There's got to be some philologist out there who can interpret the weights, measures, and cooking instructions. We can only hope all the spices are still available.
Let's all get together and whip up a giant cauldron of this stuff and get rid of our Melancholey once and for all! Who's with me?
This morning I read that five major German breweries have agreed to a € 106 million settlement to end a price-fixing lawsuit (g).
So now that the government's stopped them selling beer for the same price, can it do something about them selling beer with the same flavor? (g)
Spotted in the famous Brussels mussels-and-frites restaurant Chez Leon, a diagram in which a French fry explains to a nonplussed mussel the principle of waterless urinals:
Good to see french fries finally taking personal hygiene seriously.
One of mankind's more regrettable discoveries is that you can eat fish at a certain stage of decomposition and survive. Confusing ought with is, some people then decided that because it was possible to do this, it should be done. If you were ever to be transported back to ancient Rome, you would immediately be confronted with the omnipresence of garum, the fermented fish sauce that was used as a seasoning and widely mocked as repulsive even in Roman times. The Vietnamese also use fish sauce to this day.
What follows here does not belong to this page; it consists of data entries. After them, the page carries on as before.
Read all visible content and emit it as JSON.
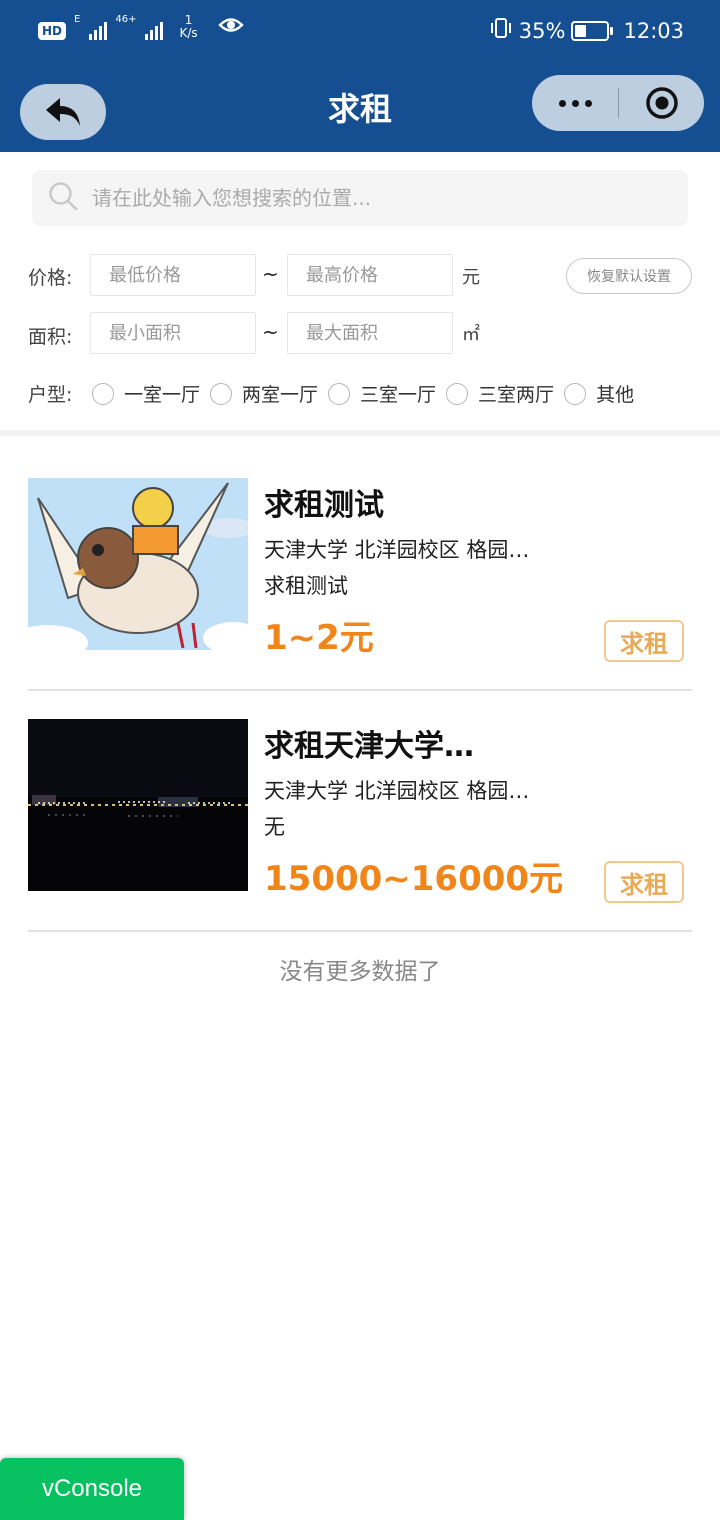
{
  "status_bar": {
    "hd_label": "HD",
    "signal1_label": "E",
    "signal2_label": "46+",
    "speed_value": "1",
    "speed_unit": "K/s",
    "battery_percent": "35%",
    "battery_level": 0.35,
    "time": "12:03"
  },
  "nav": {
    "title": "求租",
    "back_icon": "back-arrow-icon",
    "more_icon": "more-dots-icon",
    "close_icon": "target-circle-icon"
  },
  "search": {
    "placeholder": "请在此处输入您想搜索的位置..."
  },
  "filters": {
    "price_label": "价格:",
    "price_min_placeholder": "最低价格",
    "price_max_placeholder": "最高价格",
    "price_unit": "元",
    "tilde": "~",
    "area_label": "面积:",
    "area_min_placeholder": "最小面积",
    "area_max_placeholder": "最大面积",
    "area_unit": "㎡",
    "reset_label": "恢复默认设置",
    "layout_label": "户型:",
    "layout_options": [
      "一室一厅",
      "两室一厅",
      "三室一厅",
      "三室两厅",
      "其他"
    ]
  },
  "listings": [
    {
      "title": "求租测试",
      "location": "天津大学 北洋园校区 格园…",
      "description": "求租测试",
      "price": "1~2元",
      "tag": "求租"
    },
    {
      "title": "求租天津大学…",
      "location": "天津大学 北洋园校区 格园…",
      "description": "无",
      "price": "15000~16000元",
      "tag": "求租"
    }
  ],
  "footer": {
    "no_more": "没有更多数据了"
  },
  "vconsole": {
    "label": "vConsole"
  },
  "colors": {
    "header_bg": "#154f91",
    "price": "#f08519",
    "tag_border": "#f1c98c",
    "tag_text": "#e9aa55",
    "vconsole_bg": "#07c160"
  }
}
But the Swedes take it one step back, refusing to wait until the fish liquefied. A friend recently brought back from Sweden a bulging tin can of 'fermented' (that is, half-rotten) chunks of herring, a Swedish specialty called 'surströmming'. A genteel Swiss food critic described this dish as 'horror in a can' (g) and described a tasting 'party' thus:
The biggest challenge when eating strömming is to vomit only after the first bite, not before. The word 'bestial' aptly describes the odor, the taste is just plain disgusting. Spicy, bitter, tangy, and sour. No-one in the group was able to take more than 5 grams into their mouths.My friend, who staged a tasting party of his own, reached deep into his richly-stocked clearinghouse of metaphors to describe it:
Unspeakably vile. I managed one bite without throwing up and couldn’t get down any more than that. It was a taste that resembled a rotting corpse in a plastic bag left in an alley behind an Indian restaurant in the sun for a few days. It was like what I imagine it would taste like blowing a syphilitic homeless man who has pissed himself for the past three days straight. It wasn’t pungent or offensive in smell beyond a ripe fart, it wasn’t sharp, or tangy at all, but dear lord – in the mouth, it was like licking the worst thing imaginable. The sheer sickly putrefaction taste just conjured up dead flies in the bottom of a cheap beer bottle in a deserted crack house.